WORK ITEM :: Go through the data below line by line. Give only the number of lines that contain "title".

(Website and app data records)
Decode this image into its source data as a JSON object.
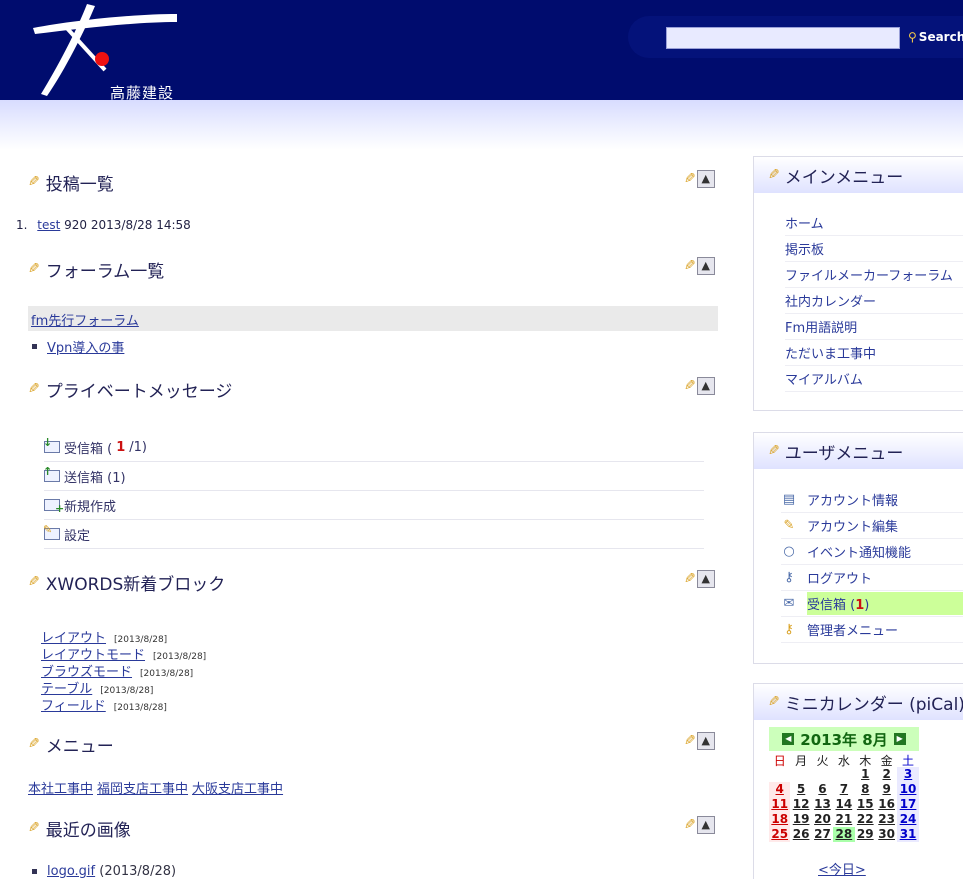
{
  "header": {
    "logo_text": "高藤建設",
    "search_placeholder": "",
    "search_label": "Search"
  },
  "main": {
    "posts": {
      "title": "投稿一覧",
      "items": [
        {
          "num": "1.",
          "link": "test",
          "rest": "920 2013/8/28 14:58"
        }
      ]
    },
    "forums": {
      "title": "フォーラム一覧",
      "category": "fm先行フォーラム",
      "items": [
        "Vpn導入の事"
      ]
    },
    "pm": {
      "title": "プライベートメッセージ",
      "inbox_label": "受信箱 (",
      "inbox_unread": "1",
      "inbox_rest": "/1)",
      "outbox": "送信箱 (1)",
      "compose": "新規作成",
      "settings": "設定"
    },
    "xwords": {
      "title": "XWORDS新着ブロック",
      "items": [
        {
          "term": "レイアウト",
          "date": "[2013/8/28]"
        },
        {
          "term": "レイアウトモード",
          "date": "[2013/8/28]"
        },
        {
          "term": "ブラウズモード",
          "date": "[2013/8/28]"
        },
        {
          "term": "テーブル",
          "date": "[2013/8/28]"
        },
        {
          "term": "フィールド",
          "date": "[2013/8/28]"
        }
      ]
    },
    "menu": {
      "title": "メニュー",
      "links": [
        "本社工事中",
        "福岡支店工事中",
        "大阪支店工事中"
      ]
    },
    "images": {
      "title": "最近の画像",
      "items": [
        {
          "link": "logo.gif",
          "rest": "(2013/8/28)"
        }
      ]
    }
  },
  "sidebar": {
    "main_menu": {
      "title": "メインメニュー",
      "items": [
        "ホーム",
        "掲示板",
        "ファイルメーカーフォーラム",
        "社内カレンダー",
        "Fm用語説明",
        "ただいま工事中",
        "マイアルバム"
      ]
    },
    "user_menu": {
      "title": "ユーザメニュー",
      "items": [
        {
          "label": "アカウント情報",
          "icon": "id-card-icon"
        },
        {
          "label": "アカウント編集",
          "icon": "edit-account-icon"
        },
        {
          "label": "イベント通知機能",
          "icon": "chat-bubble-icon"
        },
        {
          "label": "ログアウト",
          "icon": "key-icon"
        },
        {
          "label": "受信箱 (",
          "unread": "1",
          "close": ")",
          "icon": "envelope-icon"
        },
        {
          "label": "管理者メニュー",
          "icon": "admin-key-icon"
        }
      ]
    },
    "calendar": {
      "title": "ミニカレンダー (piCal)",
      "month": "2013年 8月",
      "weekdays": [
        "日",
        "月",
        "火",
        "水",
        "木",
        "金",
        "土"
      ],
      "weeks": [
        [
          "",
          "",
          "",
          "",
          "1",
          "2",
          "3"
        ],
        [
          "4",
          "5",
          "6",
          "7",
          "8",
          "9",
          "10"
        ],
        [
          "11",
          "12",
          "13",
          "14",
          "15",
          "16",
          "17"
        ],
        [
          "18",
          "19",
          "20",
          "21",
          "22",
          "23",
          "24"
        ],
        [
          "25",
          "26",
          "27",
          "28",
          "29",
          "30",
          "31"
        ]
      ],
      "today": "28",
      "today_label": "<今日>"
    }
  },
  "colors": {
    "header_bg": "#000c6e",
    "link": "#2a3a9a",
    "highlight": "#ccff99",
    "calendar_header": "#ccffbb"
  }
}
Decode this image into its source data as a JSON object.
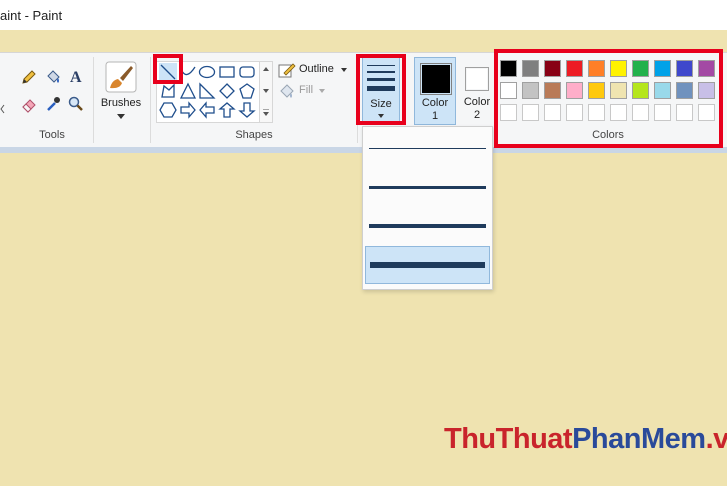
{
  "window": {
    "title": "aint - Paint"
  },
  "ribbon": {
    "tools_label": "Tools",
    "brushes_label": "Brushes",
    "shapes_label": "Shapes",
    "outline_label": "Outline",
    "fill_label": "Fill",
    "size_label": "Size",
    "color1_label_line1": "Color",
    "color1_label_line2": "1",
    "color2_label_line1": "Color",
    "color2_label_line2": "2",
    "colors_label": "Colors",
    "color1_value": "#000000",
    "color2_value": "#ffffff"
  },
  "palette": {
    "row1": [
      "#000000",
      "#7f7f7f",
      "#880015",
      "#ed1c24",
      "#ff7f27",
      "#fff200",
      "#22b14c",
      "#00a2e8",
      "#3f48cc",
      "#a349a4"
    ],
    "row2": [
      "#ffffff",
      "#c3c3c3",
      "#b97a57",
      "#ffaec9",
      "#ffc90e",
      "#efe4b0",
      "#b5e61d",
      "#99d9ea",
      "#7092be",
      "#c8bfe7"
    ],
    "row3": [
      "#ffffff",
      "#ffffff",
      "#ffffff",
      "#ffffff",
      "#ffffff",
      "#ffffff",
      "#ffffff",
      "#ffffff",
      "#ffffff",
      "#ffffff"
    ]
  },
  "size_dropdown": {
    "options": [
      1,
      3,
      5,
      8
    ],
    "selected_index": 3
  },
  "watermark": {
    "part1": "ThuThuat",
    "part2": "PhanMem",
    "part3": ".vn"
  },
  "highlight_color": "#e8001c",
  "canvas_color": "#efe3b0"
}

TASK RESULT :: 10